— Task requirements —
Your answer should consist of each line below that includes the word "icon".
────────────────
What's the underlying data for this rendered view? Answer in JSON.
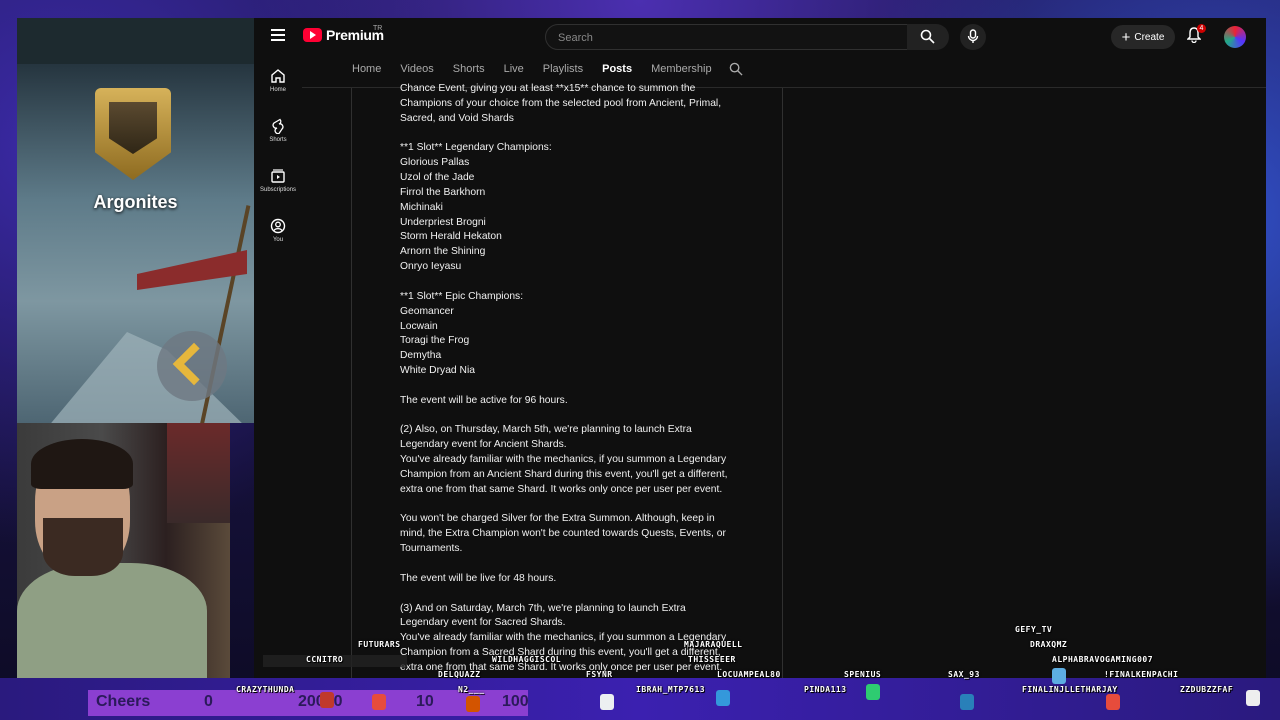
{
  "game": {
    "clan_name": "Argonites"
  },
  "youtube": {
    "logo_text": "Premium",
    "logo_region": "TR",
    "search_placeholder": "Search",
    "create_label": "Create",
    "notification_count": "4",
    "left_nav": [
      {
        "label": "Home",
        "icon": "home-icon"
      },
      {
        "label": "Shorts",
        "icon": "shorts-icon"
      },
      {
        "label": "Subscriptions",
        "icon": "subscriptions-icon"
      },
      {
        "label": "You",
        "icon": "you-icon"
      }
    ],
    "tabs": [
      {
        "label": "Home",
        "active": false
      },
      {
        "label": "Videos",
        "active": false
      },
      {
        "label": "Shorts",
        "active": false
      },
      {
        "label": "Live",
        "active": false
      },
      {
        "label": "Playlists",
        "active": false
      },
      {
        "label": "Posts",
        "active": true
      },
      {
        "label": "Membership",
        "active": false
      }
    ],
    "post_text": "Chance Event, giving you at least **x15** chance to summon the\nChampions of your choice from the selected pool from Ancient, Primal,\nSacred, and Void Shards\n\n**1 Slot** Legendary Champions:\nGlorious Pallas\nUzol of the Jade\nFirrol the Barkhorn\nMichinaki\nUnderpriest Brogni\nStorm Herald Hekaton\nArnorn the Shining\nOnryo Ieyasu\n\n**1 Slot** Epic Champions:\nGeomancer\nLocwain\nToragi the Frog\nDemytha\nWhite Dryad Nia\n\nThe event will be active for 96 hours.\n\n(2) Also, on Thursday, March 5th, we're planning to launch Extra\nLegendary event for Ancient Shards.\nYou've already familiar with the mechanics, if you summon a Legendary\nChampion from an Ancient Shard during this event, you'll get a different,\nextra one from that same Shard. It works only once per user per event.\n\nYou won't be charged Silver for the Extra Summon. Although, keep in\nmind, the Extra Champion won't be counted towards Quests, Events, or\nTournaments.\n\nThe event will be live for 48 hours.\n\n(3) And on Saturday, March 7th, we're planning to launch Extra\nLegendary event for Sacred Shards.\nYou've already familiar with the mechanics, if you summon a Legendary\nChampion from a Sacred Shard during this event, you'll get a different,\nextra one from that same Shard. It works only once per user per event."
  },
  "overlay": {
    "cheers_label": "Cheers",
    "cheers_values": [
      "0",
      "0",
      "20000",
      "10",
      "100"
    ],
    "chat_names": [
      "GEFY_TV",
      "DRAXQMZ",
      "ALPHABRAVOGAMING007",
      "FUTURARS",
      "CCNITRO",
      "MAJARAQUELL",
      "WILDHAGGISCOL",
      "THISSEEER",
      "DELQUAZZ",
      "FSYNR",
      "LOCUAMPEAL80",
      "SPENIUS",
      "SAX_93",
      "!FINALKENPACHI",
      "CRAZYTHUNDA",
      "N2___",
      "IBRAH_MTP7613",
      "PINDA113",
      "FINALINJLLETHARJAY",
      "ZZDUBZZFAF"
    ]
  }
}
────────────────
— Solution for this task —
        "icon": "home-icon"
        "icon": "shorts-icon"
        "icon": "subscriptions-icon"
        "icon": "you-icon"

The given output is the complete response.